*Activity*. Show each line of the records below where the word "handle" occurs.
Start of Extracted entries
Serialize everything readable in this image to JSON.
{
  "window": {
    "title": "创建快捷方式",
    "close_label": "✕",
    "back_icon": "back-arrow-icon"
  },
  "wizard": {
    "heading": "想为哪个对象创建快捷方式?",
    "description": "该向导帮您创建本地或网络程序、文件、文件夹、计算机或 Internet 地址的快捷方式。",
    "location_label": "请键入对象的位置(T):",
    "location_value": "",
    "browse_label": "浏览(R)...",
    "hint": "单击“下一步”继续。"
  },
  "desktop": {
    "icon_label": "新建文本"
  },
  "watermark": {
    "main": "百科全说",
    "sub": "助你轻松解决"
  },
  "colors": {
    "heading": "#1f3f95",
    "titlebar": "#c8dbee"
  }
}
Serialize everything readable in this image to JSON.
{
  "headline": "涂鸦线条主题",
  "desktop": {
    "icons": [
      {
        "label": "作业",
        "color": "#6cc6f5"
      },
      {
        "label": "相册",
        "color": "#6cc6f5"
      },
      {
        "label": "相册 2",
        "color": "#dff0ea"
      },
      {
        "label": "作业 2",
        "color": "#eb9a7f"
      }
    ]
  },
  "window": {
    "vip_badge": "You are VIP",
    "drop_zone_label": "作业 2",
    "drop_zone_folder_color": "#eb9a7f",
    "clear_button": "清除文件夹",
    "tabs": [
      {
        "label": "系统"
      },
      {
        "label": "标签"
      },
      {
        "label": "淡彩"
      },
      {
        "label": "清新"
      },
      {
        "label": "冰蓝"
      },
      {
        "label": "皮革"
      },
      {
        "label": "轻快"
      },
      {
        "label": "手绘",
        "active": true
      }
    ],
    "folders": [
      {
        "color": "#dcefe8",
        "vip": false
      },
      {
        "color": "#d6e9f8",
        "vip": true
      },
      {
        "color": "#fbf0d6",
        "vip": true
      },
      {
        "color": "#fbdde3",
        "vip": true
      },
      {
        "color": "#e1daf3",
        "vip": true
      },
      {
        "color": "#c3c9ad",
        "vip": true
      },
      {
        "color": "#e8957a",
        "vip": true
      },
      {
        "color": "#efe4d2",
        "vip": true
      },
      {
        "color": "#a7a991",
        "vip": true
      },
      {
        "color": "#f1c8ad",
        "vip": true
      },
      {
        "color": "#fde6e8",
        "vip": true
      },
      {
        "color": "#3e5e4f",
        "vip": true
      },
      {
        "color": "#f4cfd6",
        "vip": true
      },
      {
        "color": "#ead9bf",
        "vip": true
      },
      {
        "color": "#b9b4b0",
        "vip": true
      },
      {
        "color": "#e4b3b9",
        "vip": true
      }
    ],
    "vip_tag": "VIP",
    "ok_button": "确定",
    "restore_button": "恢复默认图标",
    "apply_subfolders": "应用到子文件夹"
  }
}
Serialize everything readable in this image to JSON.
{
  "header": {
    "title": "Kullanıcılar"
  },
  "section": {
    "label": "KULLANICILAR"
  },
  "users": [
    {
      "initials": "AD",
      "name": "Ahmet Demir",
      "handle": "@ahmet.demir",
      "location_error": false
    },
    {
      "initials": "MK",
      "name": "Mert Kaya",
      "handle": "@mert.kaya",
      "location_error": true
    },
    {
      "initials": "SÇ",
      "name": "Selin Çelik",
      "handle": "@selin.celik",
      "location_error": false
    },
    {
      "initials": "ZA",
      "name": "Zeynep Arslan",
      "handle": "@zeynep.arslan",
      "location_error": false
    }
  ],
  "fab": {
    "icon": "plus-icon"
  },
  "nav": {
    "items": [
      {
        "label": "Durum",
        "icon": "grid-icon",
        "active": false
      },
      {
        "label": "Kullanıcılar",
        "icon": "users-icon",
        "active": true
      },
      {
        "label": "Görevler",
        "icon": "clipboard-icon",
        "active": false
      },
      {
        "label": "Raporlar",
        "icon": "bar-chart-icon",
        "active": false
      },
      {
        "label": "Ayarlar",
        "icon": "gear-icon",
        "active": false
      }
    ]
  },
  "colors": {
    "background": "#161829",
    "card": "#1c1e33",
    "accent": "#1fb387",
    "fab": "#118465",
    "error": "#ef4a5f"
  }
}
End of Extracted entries
*Answer to the problem*.
      "handle": "@ahmet.demir",
      "handle": "@mert.kaya",
      "handle": "@selin.celik",
      "handle": "@zeynep.arslan",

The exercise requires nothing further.